Anyone who has a role in older adult falls prevention should consider the relationship between older adult falls and traumatic brain injuries, the higher rate of women falling and experiencing hip fractures compared to men, and postural hypotension.
Older Adult Falls Prevention and Traumatic Brain Injury
Falls, which can involve a bump or blow to the head, are the leading cause of traumatic brain injury (TBI). According to CDC, falls are responsible for 40% of all TBI incidents among all age groups that require an emergency department visit, hospitalization, or death. Men across all age groups are three times more likely to die from a TBI than women. Furthermore, 81% of TBIs that occur among older adults age 65 and older are a direct result of a fall.
If an older adult does fall, TBI could be a result. Knowing the signs and symptoms of TBI can help caregivers recognize if a person in their care may have a TBI and needs to see a doctor. Some symptoms include:
- Low-grade headache that won’t go away
- Having more trouble than usual remembering things or paying attention
- Getting lost or easily confused
- Feeling tired all the time or having a change in sleep patterns
- Loss of balance or feeling light-headed or dizzy
- Increased sensitivity to sounds or lights
- Blurred vision or eyes that tire easily
Hip Fractures Among Older Adults
One of the most serious falls injuries is a broken hip. It is difficult to recover from a hip fracture and afterwards many people are not able to live on their own. According to CDC, women experience falls more often than men. While it is not exactly clear why, one of the resulting effects of this problem is women experiencing hip fractures from falls three times as often as men. Additionally, osteoporosis, which is a gradual weakening of the bones and is more common in women than men, could also be a contributing factor for the increased susceptibility of women fracturing their hips when falling.
Many older adults who fracture their hip end up recovering in a nursing home or assisted living facility which can be costly for the family and the state. Some older adults are unable to live independently after a hip fracture. Visit the CDC website to learn more about how to prevent hip fractures by taking steps to strengthen bones and prevent falls.

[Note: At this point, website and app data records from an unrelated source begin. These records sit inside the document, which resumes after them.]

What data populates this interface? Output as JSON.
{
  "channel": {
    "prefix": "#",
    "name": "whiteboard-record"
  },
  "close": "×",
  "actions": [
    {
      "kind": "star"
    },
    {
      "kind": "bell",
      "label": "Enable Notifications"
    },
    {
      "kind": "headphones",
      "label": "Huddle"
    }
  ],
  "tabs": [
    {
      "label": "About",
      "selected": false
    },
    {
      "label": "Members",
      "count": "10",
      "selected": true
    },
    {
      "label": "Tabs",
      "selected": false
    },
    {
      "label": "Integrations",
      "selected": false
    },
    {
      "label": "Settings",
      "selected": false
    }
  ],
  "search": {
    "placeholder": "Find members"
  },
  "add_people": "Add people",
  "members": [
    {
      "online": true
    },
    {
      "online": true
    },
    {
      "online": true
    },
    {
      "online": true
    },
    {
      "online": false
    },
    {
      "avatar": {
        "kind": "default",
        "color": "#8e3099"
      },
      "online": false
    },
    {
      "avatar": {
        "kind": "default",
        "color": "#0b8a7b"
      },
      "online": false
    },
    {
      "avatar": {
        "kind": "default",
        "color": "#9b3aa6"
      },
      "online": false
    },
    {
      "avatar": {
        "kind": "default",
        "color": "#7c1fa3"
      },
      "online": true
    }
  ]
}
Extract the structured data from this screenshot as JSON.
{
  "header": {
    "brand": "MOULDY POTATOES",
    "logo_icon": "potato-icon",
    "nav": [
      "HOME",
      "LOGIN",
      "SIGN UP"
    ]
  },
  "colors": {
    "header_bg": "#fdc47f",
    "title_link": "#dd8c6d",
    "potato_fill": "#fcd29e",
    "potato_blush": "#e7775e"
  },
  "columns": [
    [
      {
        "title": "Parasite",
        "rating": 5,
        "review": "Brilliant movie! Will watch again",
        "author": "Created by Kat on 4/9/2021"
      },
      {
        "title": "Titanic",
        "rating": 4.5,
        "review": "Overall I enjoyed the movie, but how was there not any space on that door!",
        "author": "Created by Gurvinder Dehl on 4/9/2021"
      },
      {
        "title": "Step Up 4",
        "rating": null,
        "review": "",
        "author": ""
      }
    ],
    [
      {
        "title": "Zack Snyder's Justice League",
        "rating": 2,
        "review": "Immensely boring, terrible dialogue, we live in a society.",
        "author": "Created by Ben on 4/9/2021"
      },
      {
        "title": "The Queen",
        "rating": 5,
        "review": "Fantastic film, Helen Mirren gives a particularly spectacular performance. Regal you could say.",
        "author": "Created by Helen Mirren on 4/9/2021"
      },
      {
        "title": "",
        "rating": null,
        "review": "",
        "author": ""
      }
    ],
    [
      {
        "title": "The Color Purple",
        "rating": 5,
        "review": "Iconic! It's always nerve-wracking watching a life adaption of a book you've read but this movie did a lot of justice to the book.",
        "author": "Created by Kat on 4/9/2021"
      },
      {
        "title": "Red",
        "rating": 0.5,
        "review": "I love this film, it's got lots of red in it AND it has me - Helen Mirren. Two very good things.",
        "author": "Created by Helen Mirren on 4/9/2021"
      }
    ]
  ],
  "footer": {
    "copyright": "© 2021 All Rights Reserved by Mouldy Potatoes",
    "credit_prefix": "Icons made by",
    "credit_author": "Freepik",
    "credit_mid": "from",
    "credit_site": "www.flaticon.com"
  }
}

Postural Hypotension is essentially low blood pressure that occurs when someone who has been sitting or lying down suddenly stands up. This condition is important to spot early in older adults because some of the symptoms of postural hypotension can increase the likelihood of falling. The most common symptom is dizziness or lightheadedness when standing up. If an older adult is suspected of having postural hypotension, he or she should contact their doctor to discuss treatment options.